_WHAT THE EXERCISE ASKS_
Select from the data all lines with the word "AKCIJA".

Component data from apps and pages
══════════
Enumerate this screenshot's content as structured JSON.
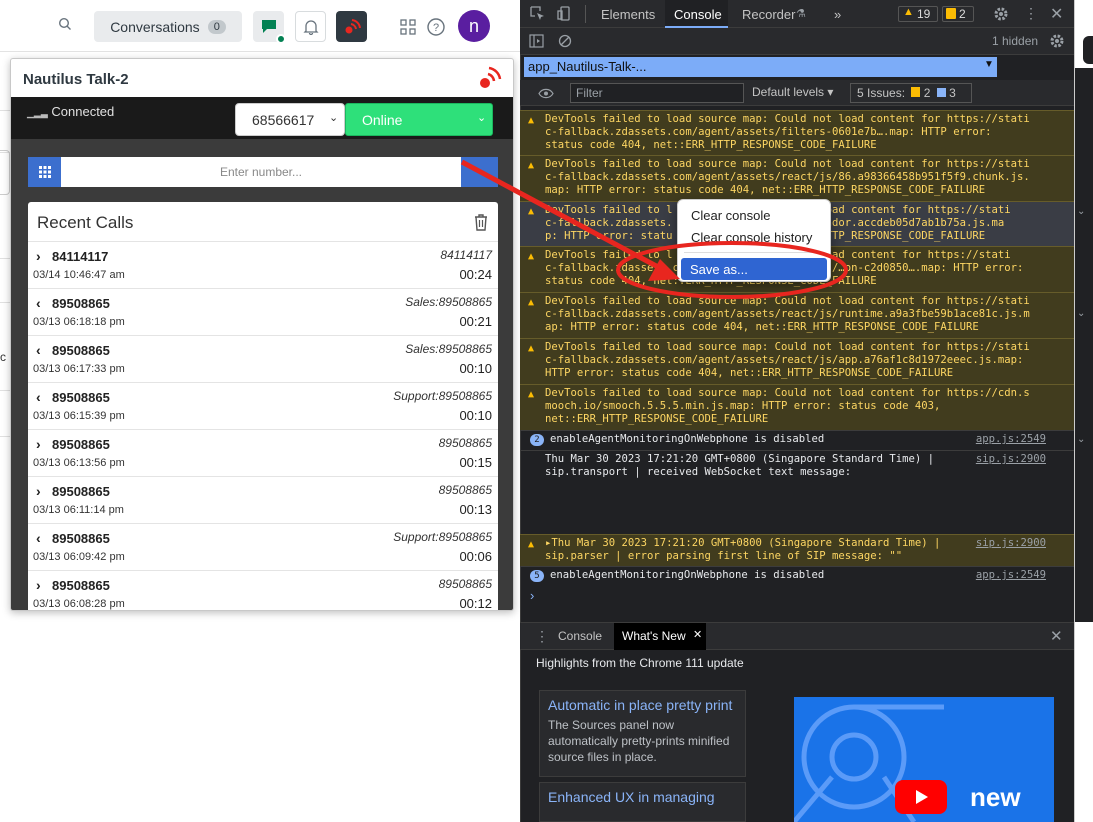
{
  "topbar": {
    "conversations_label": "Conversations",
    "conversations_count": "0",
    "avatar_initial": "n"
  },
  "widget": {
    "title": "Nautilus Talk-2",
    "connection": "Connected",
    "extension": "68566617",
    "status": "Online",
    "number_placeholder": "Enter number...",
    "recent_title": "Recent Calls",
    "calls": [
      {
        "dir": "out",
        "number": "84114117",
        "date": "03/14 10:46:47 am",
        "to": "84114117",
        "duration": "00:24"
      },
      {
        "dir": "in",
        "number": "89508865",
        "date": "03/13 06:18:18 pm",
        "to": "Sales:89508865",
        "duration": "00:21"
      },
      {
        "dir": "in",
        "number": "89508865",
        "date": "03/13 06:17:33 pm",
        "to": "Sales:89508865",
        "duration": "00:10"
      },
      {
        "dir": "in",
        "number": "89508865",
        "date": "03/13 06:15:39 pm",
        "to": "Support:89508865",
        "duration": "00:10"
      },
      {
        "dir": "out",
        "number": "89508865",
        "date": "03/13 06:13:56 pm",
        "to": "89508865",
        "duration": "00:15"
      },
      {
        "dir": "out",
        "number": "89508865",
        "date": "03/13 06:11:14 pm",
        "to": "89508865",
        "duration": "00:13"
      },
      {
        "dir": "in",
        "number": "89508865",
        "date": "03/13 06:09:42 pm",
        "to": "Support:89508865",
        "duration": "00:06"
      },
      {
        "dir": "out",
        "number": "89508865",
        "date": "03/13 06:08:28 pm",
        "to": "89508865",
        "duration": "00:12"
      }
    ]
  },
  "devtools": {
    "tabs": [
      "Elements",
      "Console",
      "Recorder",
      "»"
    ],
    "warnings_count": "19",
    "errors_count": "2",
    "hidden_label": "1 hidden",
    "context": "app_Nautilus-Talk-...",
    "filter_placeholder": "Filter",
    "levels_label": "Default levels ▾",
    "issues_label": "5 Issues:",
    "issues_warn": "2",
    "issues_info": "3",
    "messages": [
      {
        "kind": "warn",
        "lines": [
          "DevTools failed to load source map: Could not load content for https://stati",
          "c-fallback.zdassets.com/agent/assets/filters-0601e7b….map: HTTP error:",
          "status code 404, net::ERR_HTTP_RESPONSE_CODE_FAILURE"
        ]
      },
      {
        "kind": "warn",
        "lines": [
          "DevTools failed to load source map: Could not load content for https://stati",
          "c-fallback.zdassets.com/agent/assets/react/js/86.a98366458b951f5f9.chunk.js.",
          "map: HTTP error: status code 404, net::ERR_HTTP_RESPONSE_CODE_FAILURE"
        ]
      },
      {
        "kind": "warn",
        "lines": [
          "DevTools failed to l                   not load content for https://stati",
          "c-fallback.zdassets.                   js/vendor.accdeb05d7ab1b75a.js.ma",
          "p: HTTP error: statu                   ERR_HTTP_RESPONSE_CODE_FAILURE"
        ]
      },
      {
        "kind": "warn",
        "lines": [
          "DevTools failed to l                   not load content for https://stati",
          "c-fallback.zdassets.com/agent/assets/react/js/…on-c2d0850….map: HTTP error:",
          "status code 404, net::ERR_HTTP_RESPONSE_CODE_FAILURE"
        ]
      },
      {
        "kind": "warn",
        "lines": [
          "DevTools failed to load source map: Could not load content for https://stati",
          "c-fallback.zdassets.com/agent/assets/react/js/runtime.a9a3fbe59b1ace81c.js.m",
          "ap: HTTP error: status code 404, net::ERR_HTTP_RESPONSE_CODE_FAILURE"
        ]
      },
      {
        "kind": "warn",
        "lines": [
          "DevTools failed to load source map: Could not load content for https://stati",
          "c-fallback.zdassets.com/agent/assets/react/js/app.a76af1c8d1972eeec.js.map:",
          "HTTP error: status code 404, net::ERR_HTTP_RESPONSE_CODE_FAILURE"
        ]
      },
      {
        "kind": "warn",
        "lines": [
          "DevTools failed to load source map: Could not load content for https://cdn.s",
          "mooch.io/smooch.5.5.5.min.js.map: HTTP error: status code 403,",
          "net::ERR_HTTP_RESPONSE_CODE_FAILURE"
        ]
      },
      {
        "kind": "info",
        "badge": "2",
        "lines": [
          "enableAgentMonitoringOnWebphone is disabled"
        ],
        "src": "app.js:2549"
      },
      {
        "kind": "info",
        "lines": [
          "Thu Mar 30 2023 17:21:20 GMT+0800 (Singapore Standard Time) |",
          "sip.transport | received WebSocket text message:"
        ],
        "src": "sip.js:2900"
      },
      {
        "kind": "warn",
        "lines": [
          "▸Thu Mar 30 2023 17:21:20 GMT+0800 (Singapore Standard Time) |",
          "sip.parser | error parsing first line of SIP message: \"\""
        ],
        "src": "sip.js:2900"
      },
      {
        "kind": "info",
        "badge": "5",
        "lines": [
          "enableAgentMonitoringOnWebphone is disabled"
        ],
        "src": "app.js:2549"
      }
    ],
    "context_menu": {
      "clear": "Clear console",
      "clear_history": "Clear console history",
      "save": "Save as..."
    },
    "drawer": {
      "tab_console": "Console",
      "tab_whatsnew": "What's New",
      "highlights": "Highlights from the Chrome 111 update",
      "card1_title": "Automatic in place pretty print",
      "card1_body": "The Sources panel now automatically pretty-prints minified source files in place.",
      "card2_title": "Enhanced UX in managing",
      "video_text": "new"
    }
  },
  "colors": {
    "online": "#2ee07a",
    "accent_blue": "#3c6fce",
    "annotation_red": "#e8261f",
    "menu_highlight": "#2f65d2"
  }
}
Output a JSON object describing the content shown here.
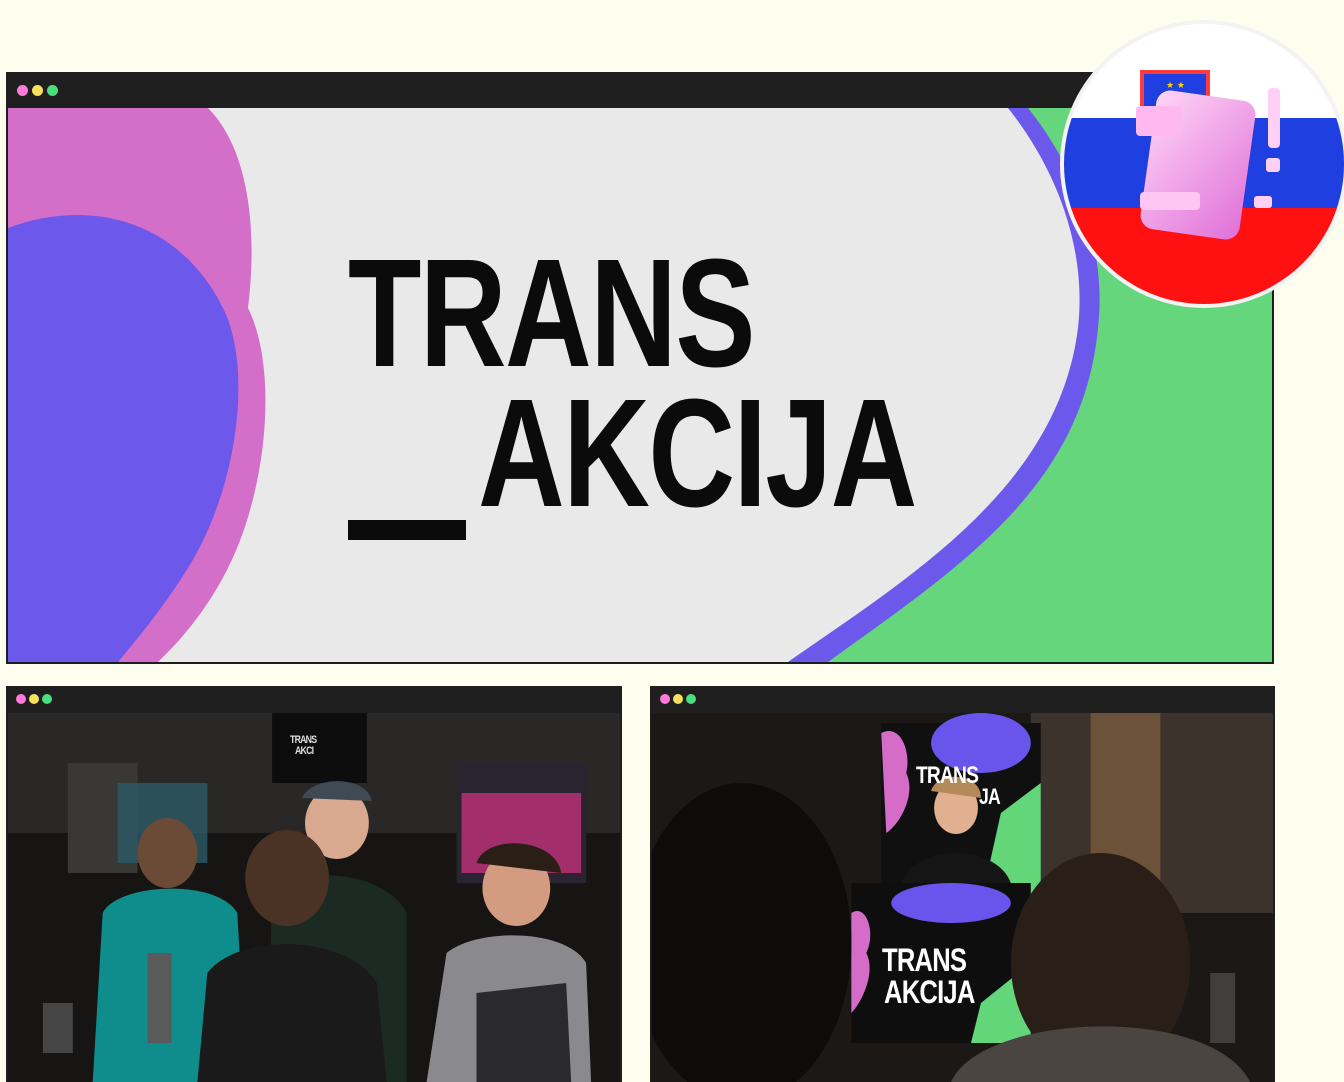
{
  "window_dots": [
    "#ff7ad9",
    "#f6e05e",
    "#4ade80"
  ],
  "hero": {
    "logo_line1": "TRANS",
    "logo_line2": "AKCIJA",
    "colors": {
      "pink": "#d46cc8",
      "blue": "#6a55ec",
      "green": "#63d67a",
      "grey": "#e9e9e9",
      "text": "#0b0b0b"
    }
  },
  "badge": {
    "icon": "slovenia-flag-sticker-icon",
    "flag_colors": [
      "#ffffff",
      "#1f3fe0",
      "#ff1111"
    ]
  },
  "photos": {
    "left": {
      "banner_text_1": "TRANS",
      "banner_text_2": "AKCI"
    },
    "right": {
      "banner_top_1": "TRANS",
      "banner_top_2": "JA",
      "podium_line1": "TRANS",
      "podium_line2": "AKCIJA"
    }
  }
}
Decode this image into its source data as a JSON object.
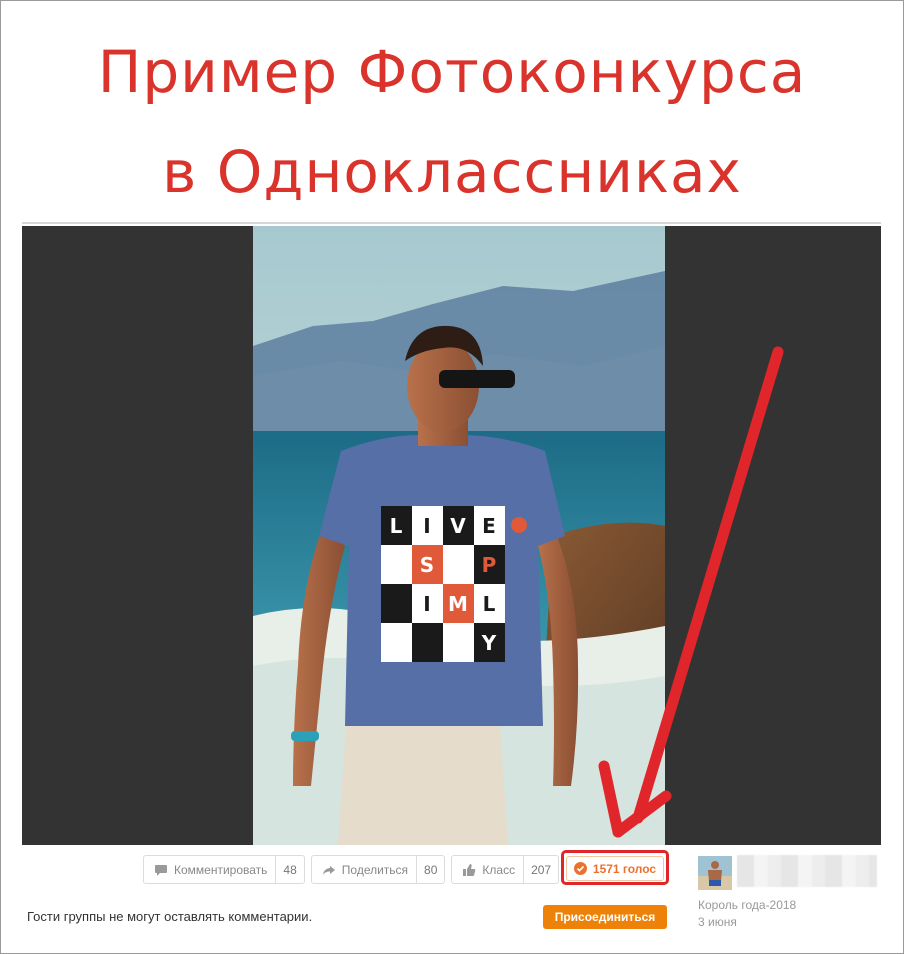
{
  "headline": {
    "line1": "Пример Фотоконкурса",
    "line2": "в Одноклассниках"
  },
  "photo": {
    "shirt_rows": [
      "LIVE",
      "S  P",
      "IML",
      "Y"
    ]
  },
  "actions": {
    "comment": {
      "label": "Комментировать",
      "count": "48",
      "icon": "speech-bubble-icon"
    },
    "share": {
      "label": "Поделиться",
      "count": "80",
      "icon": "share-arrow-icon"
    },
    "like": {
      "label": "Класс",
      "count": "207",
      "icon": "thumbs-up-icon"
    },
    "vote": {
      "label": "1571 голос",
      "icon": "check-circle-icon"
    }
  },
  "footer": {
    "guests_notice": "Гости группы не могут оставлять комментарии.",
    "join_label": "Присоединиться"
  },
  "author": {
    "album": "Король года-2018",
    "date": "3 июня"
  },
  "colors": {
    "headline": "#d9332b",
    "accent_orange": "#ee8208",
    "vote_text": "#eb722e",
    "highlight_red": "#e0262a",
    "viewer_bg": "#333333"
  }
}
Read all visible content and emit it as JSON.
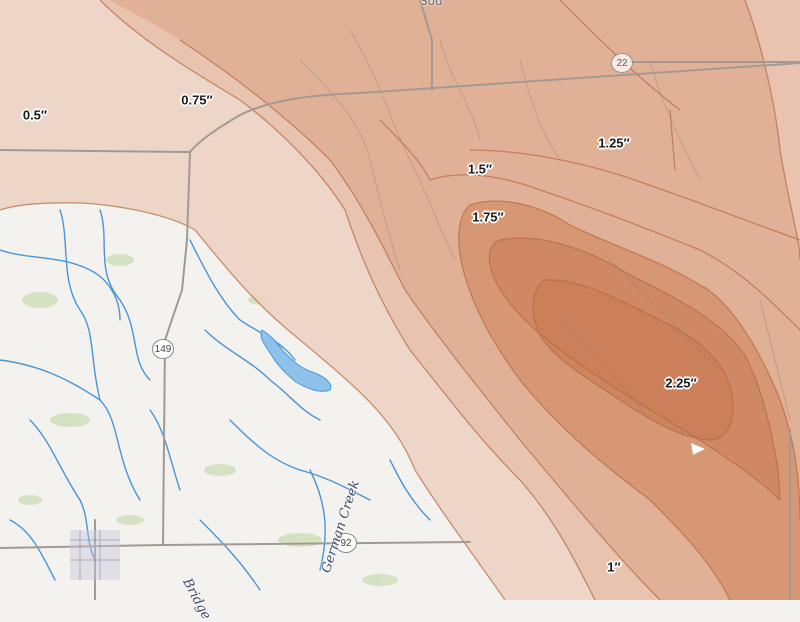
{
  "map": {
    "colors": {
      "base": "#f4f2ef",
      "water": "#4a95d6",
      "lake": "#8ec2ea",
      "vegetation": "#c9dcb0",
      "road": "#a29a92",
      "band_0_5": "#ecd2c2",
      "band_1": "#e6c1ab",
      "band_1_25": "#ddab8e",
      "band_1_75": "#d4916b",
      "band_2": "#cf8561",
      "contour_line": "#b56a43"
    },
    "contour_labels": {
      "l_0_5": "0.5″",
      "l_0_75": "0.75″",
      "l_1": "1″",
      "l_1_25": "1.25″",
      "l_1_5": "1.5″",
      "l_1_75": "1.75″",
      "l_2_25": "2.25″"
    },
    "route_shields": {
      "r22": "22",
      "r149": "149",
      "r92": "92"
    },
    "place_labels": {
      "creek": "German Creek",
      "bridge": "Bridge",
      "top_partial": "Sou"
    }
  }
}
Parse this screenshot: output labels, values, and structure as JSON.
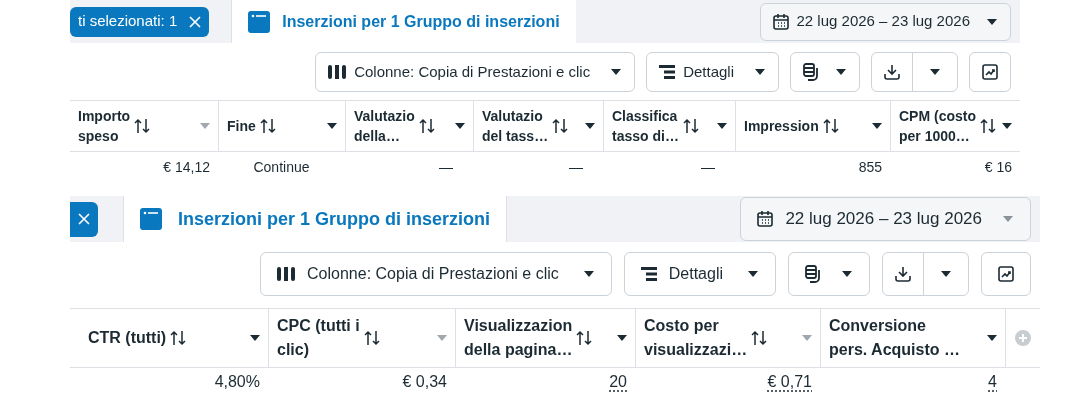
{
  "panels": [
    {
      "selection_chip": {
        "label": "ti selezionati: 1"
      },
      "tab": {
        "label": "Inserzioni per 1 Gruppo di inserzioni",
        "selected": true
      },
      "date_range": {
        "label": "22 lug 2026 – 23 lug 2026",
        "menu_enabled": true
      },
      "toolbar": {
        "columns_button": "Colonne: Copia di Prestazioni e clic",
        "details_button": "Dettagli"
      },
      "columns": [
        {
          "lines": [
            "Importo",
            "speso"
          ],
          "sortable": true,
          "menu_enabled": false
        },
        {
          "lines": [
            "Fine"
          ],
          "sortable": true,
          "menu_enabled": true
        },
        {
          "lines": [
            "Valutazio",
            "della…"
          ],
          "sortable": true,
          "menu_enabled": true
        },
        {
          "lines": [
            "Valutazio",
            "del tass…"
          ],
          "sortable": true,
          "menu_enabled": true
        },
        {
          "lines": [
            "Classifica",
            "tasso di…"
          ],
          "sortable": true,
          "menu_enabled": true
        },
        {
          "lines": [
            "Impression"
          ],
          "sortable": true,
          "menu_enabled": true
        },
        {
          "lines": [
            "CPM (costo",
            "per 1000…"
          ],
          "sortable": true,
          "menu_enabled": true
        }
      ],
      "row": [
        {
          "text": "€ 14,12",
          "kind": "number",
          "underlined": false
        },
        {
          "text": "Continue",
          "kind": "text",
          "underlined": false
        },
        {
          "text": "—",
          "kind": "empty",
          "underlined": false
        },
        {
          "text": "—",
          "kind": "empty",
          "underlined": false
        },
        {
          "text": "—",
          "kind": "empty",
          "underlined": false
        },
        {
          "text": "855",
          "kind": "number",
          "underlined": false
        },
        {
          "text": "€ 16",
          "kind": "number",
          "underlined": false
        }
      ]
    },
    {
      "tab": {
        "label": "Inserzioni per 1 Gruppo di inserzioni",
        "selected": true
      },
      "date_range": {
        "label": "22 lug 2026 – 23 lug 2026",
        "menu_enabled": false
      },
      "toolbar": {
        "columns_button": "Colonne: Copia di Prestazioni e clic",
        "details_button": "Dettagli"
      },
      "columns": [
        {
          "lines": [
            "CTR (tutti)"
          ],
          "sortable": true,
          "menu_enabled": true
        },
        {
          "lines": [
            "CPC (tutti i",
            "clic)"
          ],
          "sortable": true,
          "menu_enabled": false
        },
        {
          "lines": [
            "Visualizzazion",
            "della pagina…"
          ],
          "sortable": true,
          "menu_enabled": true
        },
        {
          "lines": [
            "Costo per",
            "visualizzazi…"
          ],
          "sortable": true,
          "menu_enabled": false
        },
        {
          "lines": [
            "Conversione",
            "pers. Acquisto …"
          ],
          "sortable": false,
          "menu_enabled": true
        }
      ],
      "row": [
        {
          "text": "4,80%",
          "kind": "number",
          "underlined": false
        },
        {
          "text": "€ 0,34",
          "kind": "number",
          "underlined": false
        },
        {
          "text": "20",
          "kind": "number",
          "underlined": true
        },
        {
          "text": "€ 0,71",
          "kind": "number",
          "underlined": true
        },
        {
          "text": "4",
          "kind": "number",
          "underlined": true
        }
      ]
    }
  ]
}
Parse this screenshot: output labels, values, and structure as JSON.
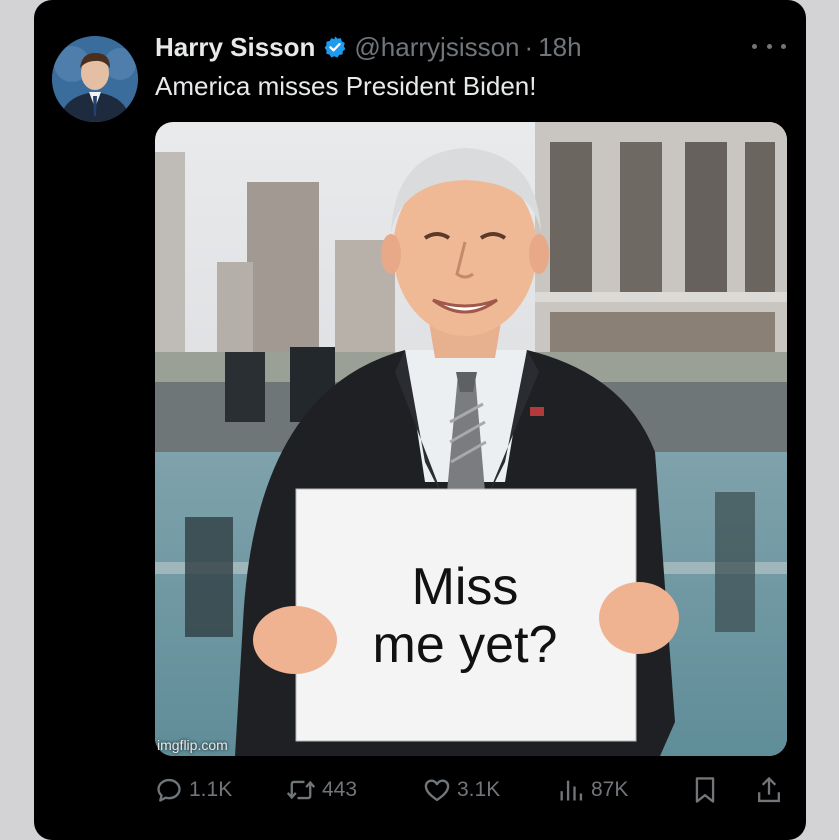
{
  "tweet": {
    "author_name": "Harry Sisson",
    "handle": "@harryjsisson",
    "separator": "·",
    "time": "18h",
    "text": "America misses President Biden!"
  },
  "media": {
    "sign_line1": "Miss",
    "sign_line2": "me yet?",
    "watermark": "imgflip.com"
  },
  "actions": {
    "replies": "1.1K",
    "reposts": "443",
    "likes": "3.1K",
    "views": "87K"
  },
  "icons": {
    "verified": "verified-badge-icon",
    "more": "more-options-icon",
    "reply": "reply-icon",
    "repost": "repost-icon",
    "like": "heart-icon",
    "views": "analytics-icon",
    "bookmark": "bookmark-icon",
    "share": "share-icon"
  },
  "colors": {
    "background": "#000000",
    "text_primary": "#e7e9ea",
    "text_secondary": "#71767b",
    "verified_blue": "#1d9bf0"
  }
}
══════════
_ANSWER_
    "logo_line2": "AKCIJA",
      "podium_line2": "AKCIJA"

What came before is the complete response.